(AIM OF THE TASK): Omitting all pictures, retype the entries below exactly as given.

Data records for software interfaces
- - - - -

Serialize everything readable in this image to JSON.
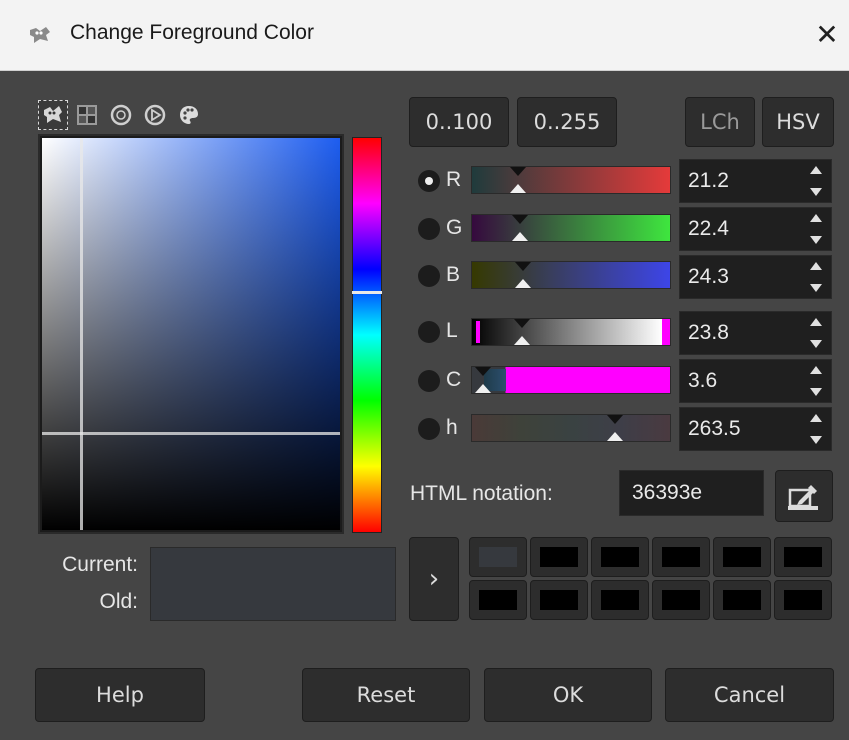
{
  "window": {
    "title": "Change Foreground Color",
    "close_symbol": "✕"
  },
  "selector_tabs": [
    {
      "icon": "gimp-wilber-icon",
      "active": true
    },
    {
      "icon": "cmyk-grid-icon",
      "active": false
    },
    {
      "icon": "color-wheel-icon",
      "active": false
    },
    {
      "icon": "triangle-wheel-icon",
      "active": false
    },
    {
      "icon": "palette-icon",
      "active": false
    }
  ],
  "range_buttons": {
    "r100": "0..100",
    "r255": "0..255"
  },
  "mode_buttons": {
    "lch": "LCh",
    "hsv": "HSV"
  },
  "channels": [
    {
      "key": "R",
      "value": "21.2",
      "selected": true,
      "fraction": 0.212,
      "color": "#e53a3a"
    },
    {
      "key": "G",
      "value": "22.4",
      "selected": false,
      "fraction": 0.224,
      "color": "#3ee63e"
    },
    {
      "key": "B",
      "value": "24.3",
      "selected": false,
      "fraction": 0.243,
      "color": "#3d45e8"
    },
    {
      "key": "L",
      "value": "23.8",
      "selected": false,
      "fraction": 0.238,
      "color": "#ffffff"
    },
    {
      "key": "C",
      "value": "3.6",
      "selected": false,
      "fraction": 0.036,
      "color": "#ff00ff"
    },
    {
      "key": "h",
      "value": "263.5",
      "selected": false,
      "fraction": 0.732,
      "color": "#5a4a4a"
    }
  ],
  "html_notation": {
    "label": "HTML notation:",
    "value": "36393e"
  },
  "eyedropper_icon": "eyedropper-icon",
  "preview": {
    "current_label": "Current:",
    "old_label": "Old:",
    "current_color": "#36393e"
  },
  "history_arrow": "›",
  "history_colors": [
    "#36393e",
    "#000000",
    "#000000",
    "#000000",
    "#000000",
    "#000000",
    "#000000",
    "#000000",
    "#000000",
    "#000000",
    "#000000",
    "#000000"
  ],
  "footer": {
    "help": "Help",
    "reset": "Reset",
    "ok": "OK",
    "cancel": "Cancel"
  }
}
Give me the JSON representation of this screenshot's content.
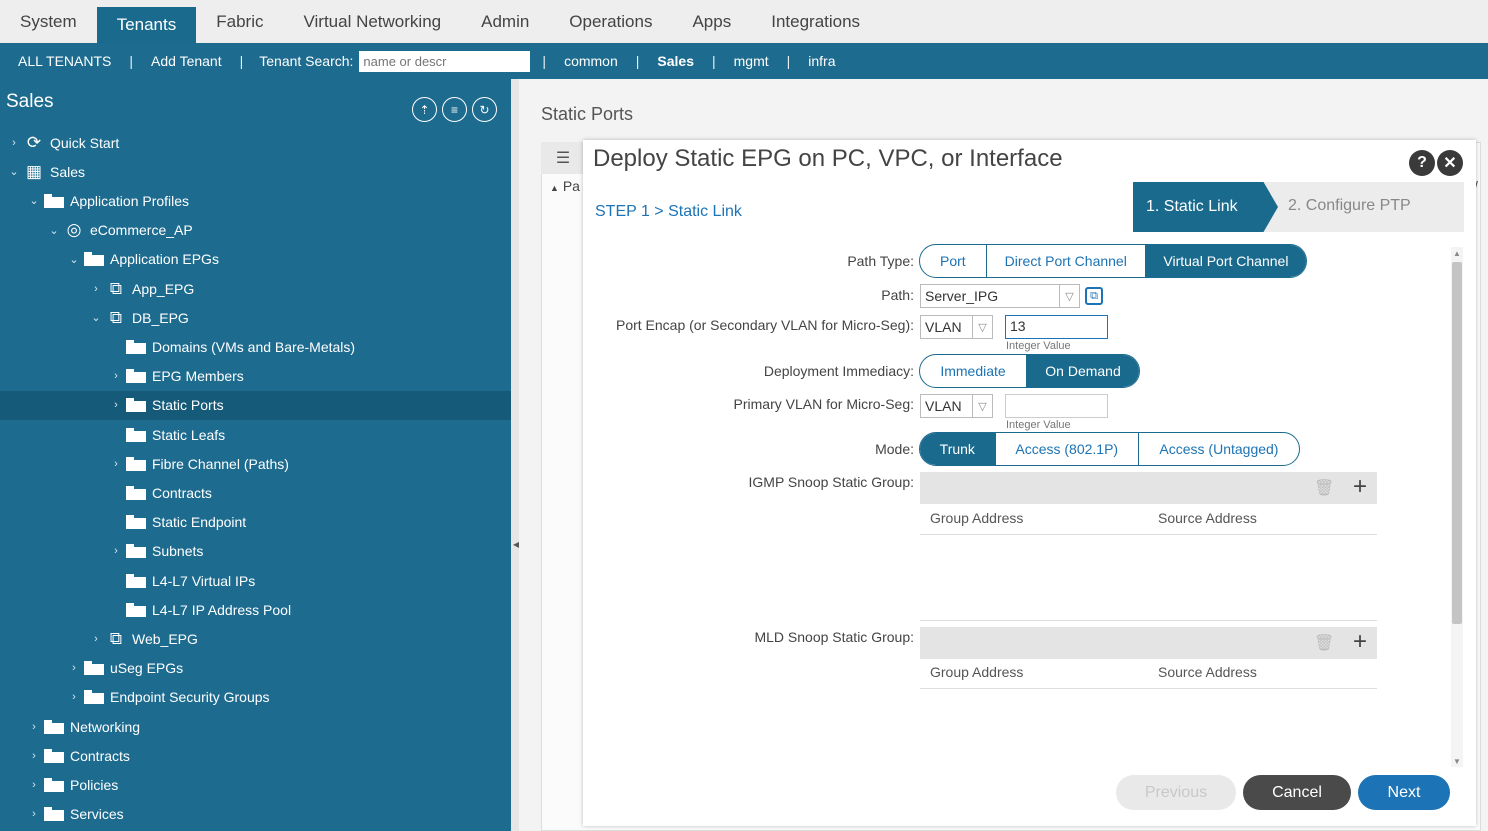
{
  "topnav": {
    "tabs": [
      "System",
      "Tenants",
      "Fabric",
      "Virtual Networking",
      "Admin",
      "Operations",
      "Apps",
      "Integrations"
    ],
    "active": "Tenants"
  },
  "subnav": {
    "all_tenants": "ALL TENANTS",
    "add_tenant": "Add Tenant",
    "search_label": "Tenant Search:",
    "search_placeholder": "name or descr",
    "tenants": [
      "common",
      "Sales",
      "mgmt",
      "infra"
    ],
    "active_tenant": "Sales"
  },
  "sidebar": {
    "title": "Sales",
    "tree": [
      {
        "label": "Quick Start",
        "icon": "quick-start-icon"
      },
      {
        "label": "Sales",
        "icon": "tenant-grid-icon"
      },
      {
        "label": "Application Profiles",
        "icon": "folder-icon"
      },
      {
        "label": "eCommerce_AP",
        "icon": "app-profile-icon"
      },
      {
        "label": "Application EPGs",
        "icon": "folder-icon"
      },
      {
        "label": "App_EPG",
        "icon": "epg-icon"
      },
      {
        "label": "DB_EPG",
        "icon": "epg-icon"
      },
      {
        "label": "Domains (VMs and Bare-Metals)",
        "icon": "folder-icon"
      },
      {
        "label": "EPG Members",
        "icon": "folder-icon"
      },
      {
        "label": "Static Ports",
        "icon": "folder-icon"
      },
      {
        "label": "Static Leafs",
        "icon": "folder-icon"
      },
      {
        "label": "Fibre Channel (Paths)",
        "icon": "folder-icon"
      },
      {
        "label": "Contracts",
        "icon": "folder-icon"
      },
      {
        "label": "Static Endpoint",
        "icon": "folder-icon"
      },
      {
        "label": "Subnets",
        "icon": "folder-icon"
      },
      {
        "label": "L4-L7 Virtual IPs",
        "icon": "folder-icon"
      },
      {
        "label": "L4-L7 IP Address Pool",
        "icon": "folder-icon"
      },
      {
        "label": "Web_EPG",
        "icon": "epg-icon"
      },
      {
        "label": "uSeg EPGs",
        "icon": "folder-icon"
      },
      {
        "label": "Endpoint Security Groups",
        "icon": "folder-icon"
      },
      {
        "label": "Networking",
        "icon": "folder-icon"
      },
      {
        "label": "Contracts",
        "icon": "folder-icon"
      },
      {
        "label": "Policies",
        "icon": "folder-icon"
      },
      {
        "label": "Services",
        "icon": "folder-icon"
      }
    ],
    "selected": "Static Ports"
  },
  "content": {
    "title": "Static Ports",
    "bg_partial": "Pa",
    "bg_partial_right": "/"
  },
  "modal": {
    "title": "Deploy Static EPG on PC, VPC, or Interface",
    "help": "?",
    "close": "✕",
    "step": "STEP 1 > Static Link",
    "wizard": [
      "1. Static Link",
      "2. Configure PTP"
    ],
    "path_type": {
      "label": "Path Type:",
      "options": [
        "Port",
        "Direct Port Channel",
        "Virtual Port Channel"
      ],
      "selected": "Virtual Port Channel"
    },
    "path": {
      "label": "Path:",
      "value": "Server_IPG"
    },
    "port_encap": {
      "label": "Port Encap (or Secondary VLAN for Micro-Seg):",
      "type": "VLAN",
      "value": "13",
      "hint": "Integer Value"
    },
    "deployment": {
      "label": "Deployment Immediacy:",
      "options": [
        "Immediate",
        "On Demand"
      ],
      "selected": "On Demand"
    },
    "primary_vlan": {
      "label": "Primary VLAN for Micro-Seg:",
      "type": "VLAN",
      "value": "",
      "hint": "Integer Value"
    },
    "mode": {
      "label": "Mode:",
      "options": [
        "Trunk",
        "Access (802.1P)",
        "Access (Untagged)"
      ],
      "selected": "Trunk"
    },
    "igmp": {
      "label": "IGMP Snoop Static Group:",
      "columns": [
        "Group Address",
        "Source Address"
      ]
    },
    "mld": {
      "label": "MLD Snoop Static Group:",
      "columns": [
        "Group Address",
        "Source Address"
      ]
    },
    "buttons": {
      "previous": "Previous",
      "cancel": "Cancel",
      "next": "Next"
    }
  }
}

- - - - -

(ANSWER AREA):
Serialize everything readable in this image to JSON.
{
  "window": {
    "title": "Change Foreground Color",
    "close_symbol": "✕"
  },
  "selector_tabs": [
    {
      "icon": "gimp-wilber-icon",
      "active": true
    },
    {
      "icon": "cmyk-grid-icon",
      "active": false
    },
    {
      "icon": "color-wheel-icon",
      "active": false
    },
    {
      "icon": "triangle-wheel-icon",
      "active": false
    },
    {
      "icon": "palette-icon",
      "active": false
    }
  ],
  "range_buttons": {
    "r100": "0..100",
    "r255": "0..255"
  },
  "mode_buttons": {
    "lch": "LCh",
    "hsv": "HSV"
  },
  "channels": [
    {
      "key": "R",
      "value": "21.2",
      "selected": true,
      "fraction": 0.212,
      "color": "#e53a3a"
    },
    {
      "key": "G",
      "value": "22.4",
      "selected": false,
      "fraction": 0.224,
      "color": "#3ee63e"
    },
    {
      "key": "B",
      "value": "24.3",
      "selected": false,
      "fraction": 0.243,
      "color": "#3d45e8"
    },
    {
      "key": "L",
      "value": "23.8",
      "selected": false,
      "fraction": 0.238,
      "color": "#ffffff"
    },
    {
      "key": "C",
      "value": "3.6",
      "selected": false,
      "fraction": 0.036,
      "color": "#ff00ff"
    },
    {
      "key": "h",
      "value": "263.5",
      "selected": false,
      "fraction": 0.732,
      "color": "#5a4a4a"
    }
  ],
  "html_notation": {
    "label": "HTML notation:",
    "value": "36393e"
  },
  "eyedropper_icon": "eyedropper-icon",
  "preview": {
    "current_label": "Current:",
    "old_label": "Old:",
    "current_color": "#36393e"
  },
  "history_arrow": "›",
  "history_colors": [
    "#36393e",
    "#000000",
    "#000000",
    "#000000",
    "#000000",
    "#000000",
    "#000000",
    "#000000",
    "#000000",
    "#000000",
    "#000000",
    "#000000"
  ],
  "footer": {
    "help": "Help",
    "reset": "Reset",
    "ok": "OK",
    "cancel": "Cancel"
  }
}
Give me the JSON representation of this screenshot's content.
{
  "topnav": {
    "tabs": [
      "System",
      "Tenants",
      "Fabric",
      "Virtual Networking",
      "Admin",
      "Operations",
      "Apps",
      "Integrations"
    ],
    "active": "Tenants"
  },
  "subnav": {
    "all_tenants": "ALL TENANTS",
    "add_tenant": "Add Tenant",
    "search_label": "Tenant Search:",
    "search_placeholder": "name or descr",
    "tenants": [
      "common",
      "Sales",
      "mgmt",
      "infra"
    ],
    "active_tenant": "Sales"
  },
  "sidebar": {
    "title": "Sales",
    "tree": [
      {
        "label": "Quick Start",
        "icon": "quick-start-icon"
      },
      {
        "label": "Sales",
        "icon": "tenant-grid-icon"
      },
      {
        "label": "Application Profiles",
        "icon": "folder-icon"
      },
      {
        "label": "eCommerce_AP",
        "icon": "app-profile-icon"
      },
      {
        "label": "Application EPGs",
        "icon": "folder-icon"
      },
      {
        "label": "App_EPG",
        "icon": "epg-icon"
      },
      {
        "label": "DB_EPG",
        "icon": "epg-icon"
      },
      {
        "label": "Domains (VMs and Bare-Metals)",
        "icon": "folder-icon"
      },
      {
        "label": "EPG Members",
        "icon": "folder-icon"
      },
      {
        "label": "Static Ports",
        "icon": "folder-icon"
      },
      {
        "label": "Static Leafs",
        "icon": "folder-icon"
      },
      {
        "label": "Fibre Channel (Paths)",
        "icon": "folder-icon"
      },
      {
        "label": "Contracts",
        "icon": "folder-icon"
      },
      {
        "label": "Static Endpoint",
        "icon": "folder-icon"
      },
      {
        "label": "Subnets",
        "icon": "folder-icon"
      },
      {
        "label": "L4-L7 Virtual IPs",
        "icon": "folder-icon"
      },
      {
        "label": "L4-L7 IP Address Pool",
        "icon": "folder-icon"
      },
      {
        "label": "Web_EPG",
        "icon": "epg-icon"
      },
      {
        "label": "uSeg EPGs",
        "icon": "folder-icon"
      },
      {
        "label": "Endpoint Security Groups",
        "icon": "folder-icon"
      },
      {
        "label": "Networking",
        "icon": "folder-icon"
      },
      {
        "label": "Contracts",
        "icon": "folder-icon"
      },
      {
        "label": "Policies",
        "icon": "folder-icon"
      },
      {
        "label": "Services",
        "icon": "folder-icon"
      }
    ],
    "selected": "Static Ports"
  },
  "content": {
    "title": "Static Ports",
    "bg_partial": "Pa",
    "bg_partial_right": "/"
  },
  "modal": {
    "title": "Deploy Static EPG on PC, VPC, or Interface",
    "help": "?",
    "close": "✕",
    "step": "STEP 1 > Static Link",
    "wizard": [
      "1. Static Link",
      "2. Configure PTP"
    ],
    "path_type": {
      "label": "Path Type:",
      "options": [
        "Port",
        "Direct Port Channel",
        "Virtual Port Channel"
      ],
      "selected": "Virtual Port Channel"
    },
    "path": {
      "label": "Path:",
      "value": "Server_IPG"
    },
    "port_encap": {
      "label": "Port Encap (or Secondary VLAN for Micro-Seg):",
      "type": "VLAN",
      "value": "13",
      "hint": "Integer Value"
    },
    "deployment": {
      "label": "Deployment Immediacy:",
      "options": [
        "Immediate",
        "On Demand"
      ],
      "selected": "On Demand"
    },
    "primary_vlan": {
      "label": "Primary VLAN for Micro-Seg:",
      "type": "VLAN",
      "value": "",
      "hint": "Integer Value"
    },
    "mode": {
      "label": "Mode:",
      "options": [
        "Trunk",
        "Access (802.1P)",
        "Access (Untagged)"
      ],
      "selected": "Trunk"
    },
    "igmp": {
      "label": "IGMP Snoop Static Group:",
      "columns": [
        "Group Address",
        "Source Address"
      ]
    },
    "mld": {
      "label": "MLD Snoop Static Group:",
      "columns": [
        "Group Address",
        "Source Address"
      ]
    },
    "buttons": {
      "previous": "Previous",
      "cancel": "Cancel",
      "next": "Next"
    }
  }
}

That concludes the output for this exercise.